There were also several Lincoln's Sparrows.
For both of the above birds while they are quite common in and around Minden SGA, they are completely absent as breeders from the rest of the SELP. We also found a few other birds that are tough to find breeding in southeast Michigan such as Clay-colored Sparrow and Alder Flycatcher. We also found a Pink-edged Sulphur in the bog, it was a lifer for both of us. To see Karl's pictures of it click here. At the woods at the edge of the bog we heard a singing Mourning Warbler and I was finally able to see it after walking through a bunch of raspberries and getting all scratched up. Our next stop was in Huron county at Wagner County Park. We heard several more Mourning Warblers and there were lots of Northern Waterthrushes.

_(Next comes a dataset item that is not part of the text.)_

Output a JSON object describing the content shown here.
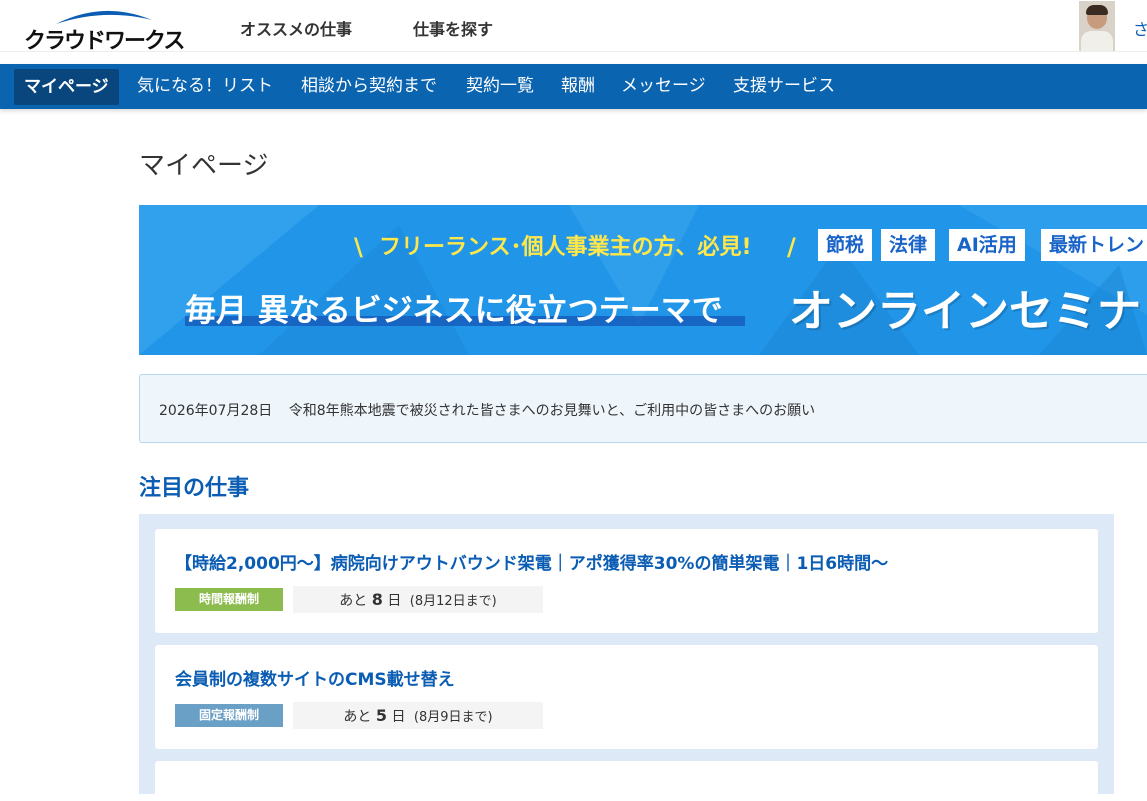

We were also able to find a singing Black-and-white Warbler and a singing Winter Wren south of the trail. It was upsetting to see all of the cut down trees in the park. It literally looked like they decided the forest was too thick and went through cutting every other tree down. Apparently they did this to the whole park, even when we drove a back road at the edge of the park we found trees that had been cut down. It appears that this has driven the breeding Canada Warblers out of the park. There were a few times when we thought we might hear one in the distance but we weren't sure, at any rate, the Canada warbler population has been greatly reduced. After this we headed for the town of Bad Axe and the airport there to look for Upland Sandpipers. As we were scanning the mowed grass along the runways in the hope that an Upland Sandpiper would come out of the tall grass, Karl thought he heard one on the other side of the road. We looked across the road and there, on top of a telephone poll at the edge of a cornfield, was an Upland Sandpiper (lifer #315)!

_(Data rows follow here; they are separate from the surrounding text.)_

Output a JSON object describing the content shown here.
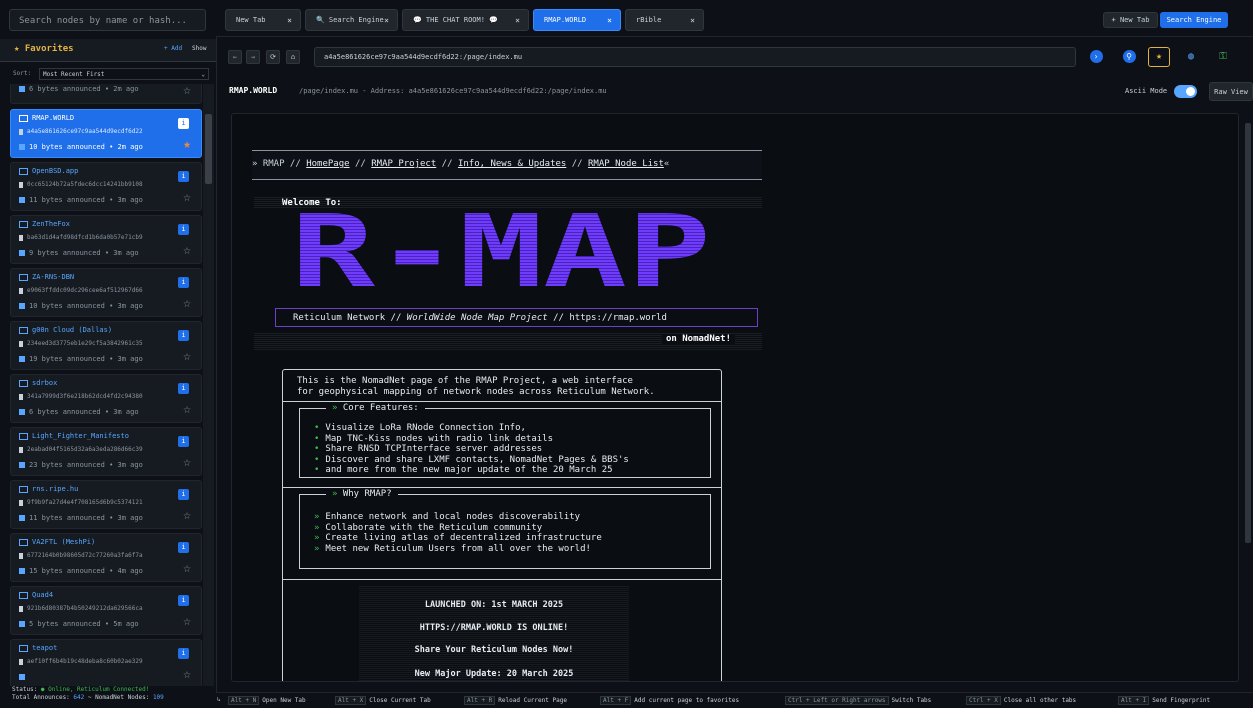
{
  "sidebar": {
    "search_placeholder": "Search nodes by name or hash...",
    "favorites_title": "★ Favorites",
    "add_label": "+ Add",
    "show_label": "Show",
    "sort_label": "Sort:",
    "sort_value": "Most Recent First",
    "top_partial": "6 bytes announced • 2m ago",
    "nodes": [
      {
        "name": "RMAP.WORLD",
        "hash": "a4a5e861626ce97c9aa544d9ecdf6d22",
        "announce": "10 bytes announced • 2m ago",
        "active": true
      },
      {
        "name": "OpenBSD.app",
        "hash": "0cc65124b72a5fdec6dcc14241bb9108",
        "announce": "11 bytes announced • 3m ago"
      },
      {
        "name": "ZenTheFox",
        "hash": "ba63d1d4afd98dfcd1b6da0b57e71cb9",
        "announce": "9 bytes announced • 3m ago"
      },
      {
        "name": "ZA-RNS-DBN",
        "hash": "e9063ffddc09dc296cee6af512967d66",
        "announce": "10 bytes announced • 3m ago"
      },
      {
        "name": "g00n Cloud (Dallas)",
        "hash": "234eed3d3775eb1e29cf5a3842961c35",
        "announce": "19 bytes announced • 3m ago"
      },
      {
        "name": "sdrbox",
        "hash": "341a7999d3f6e218b62dcd4fd2c94380",
        "announce": "6 bytes announced • 3m ago"
      },
      {
        "name": "Light_Fighter_Manifesto",
        "hash": "2eabad04f5165d32a6a3eda286d66c39",
        "announce": "23 bytes announced • 3m ago"
      },
      {
        "name": "rns.ripe.hu",
        "hash": "9f9b9fa27d4e4f708165d6b9c5374121",
        "announce": "11 bytes announced • 3m ago"
      },
      {
        "name": "VA2FTL (MeshPi)",
        "hash": "6772164b0b98605d72c77260a3fa6f7a",
        "announce": "15 bytes announced • 4m ago"
      },
      {
        "name": "Quad4",
        "hash": "921b6d80387b4b50249212da629566ca",
        "announce": "5 bytes announced • 5m ago"
      },
      {
        "name": "teapot",
        "hash": "aef10ff6b4b19c48deba8c60b02ae329",
        "announce": ""
      }
    ],
    "status_prefix": "Status:",
    "status_value": "● Online, Reticulum Connected!",
    "total_prefix": "Total Announces:",
    "total_announces": "642",
    "nomadnet_prefix": "~ NomadNet Nodes:",
    "nomadnet_nodes": "109"
  },
  "tabs": [
    {
      "label": "New Tab"
    },
    {
      "label": "🔍 Search Engine"
    },
    {
      "label": "💬 THE CHAT ROOM! 💬"
    },
    {
      "label": "RMAP.WORLD",
      "active": true
    },
    {
      "label": "rBible"
    }
  ],
  "tab_close": "×",
  "new_tab_button": "+ New Tab",
  "search_engine_button": "Search Engine",
  "address": {
    "back": "←",
    "forward": "→",
    "reload": "⟳",
    "home": "⌂",
    "url": "a4a5e861626ce97c9aa544d9ecdf6d22:/page/index.mu"
  },
  "breadcrumb": {
    "site": "RMAP.WORLD",
    "path": "/page/index.mu - Address: a4a5e861626ce97c9aa544d9ecdf6d22:/page/index.mu",
    "ascii_mode": "Ascii Mode",
    "raw_view": "Raw View"
  },
  "page": {
    "nav_prefix": "» RMAP // ",
    "nav_links": [
      "HomePage",
      "RMAP Project",
      "Info, News & Updates",
      "RMAP Node List"
    ],
    "nav_seps": [
      " // ",
      " // ",
      " // "
    ],
    "nav_suffix": "«",
    "welcome": "Welcome To:",
    "logo_text": "R-MAP",
    "rw_line_a": "Reticulum Network  //  ",
    "rw_line_b": "WorldWide Node Map Project",
    "rw_line_c": "  //  https://rmap.world",
    "nomadnet": "on NomadNet!",
    "intro": "This is the NomadNet page of the RMAP Project, a web interface\nfor geophysical mapping of network nodes across Reticulum Network.",
    "core_title": "Core Features:",
    "core_items": [
      "Visualize LoRa RNode Connection Info,",
      "Map TNC-Kiss nodes with radio link details",
      "Share RNSD TCPInterface server addresses",
      "Discover and share LXMF contacts, NomadNet Pages & BBS's",
      "and more from the new major update of the 20 March 25"
    ],
    "why_title": "Why RMAP?",
    "why_items": [
      "Enhance network and local nodes discoverability",
      "Collaborate with the Reticulum community",
      "Create living atlas of decentralized infrastructure",
      "Meet new Reticulum Users from all over the world!"
    ],
    "launch_lines": [
      "LAUNCHED ON: 1st MARCH 2025",
      "HTTPS://RMAP.WORLD IS ONLINE!",
      "Share Your Reticulum Nodes Now!",
      "New Major Update: 20 March 2025"
    ]
  },
  "footer": {
    "items": [
      {
        "key": "Alt + N",
        "label": "Open New Tab"
      },
      {
        "key": "Alt + X",
        "label": "Close Current Tab"
      },
      {
        "key": "Alt + R",
        "label": "Reload Current Page"
      },
      {
        "key": "Alt + F",
        "label": "Add current page to favorites"
      },
      {
        "key": "Ctrl + Left or Right arrows",
        "label": "Switch Tabs"
      },
      {
        "key": "Ctrl + X",
        "label": "Close all other tabs"
      },
      {
        "key": "Alt + I",
        "label": "Send Fingerprint"
      }
    ]
  },
  "colors": {
    "accent": "#1f6feb",
    "logo": "#6e40c9",
    "star": "#e3b341",
    "ok": "#3fb950"
  },
  "icons": [
    "search-icon",
    "star-icon",
    "terminal-icon",
    "document-icon",
    "signal-icon",
    "info-icon",
    "globe-icon",
    "lock-icon"
  ]
}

I had heard they perched on fence posts but never expected to see one thirty feet in the air on a telephone poll. After wandering around on back roads for a while, we headed down to Port Huron SGA in St. Clair County. Since it was the middle of the afternoon it was pretty quiet but we did find an Acadian Flycatcher. I was able to get a nice photo of a Viceroy there.
We ended the day with 88 species, ten species of warblers and all 8 breeding flycatchers. It was one of the best days I have had in Michigan in June and definitely the highest species total I have had in June in southeastern Michigan.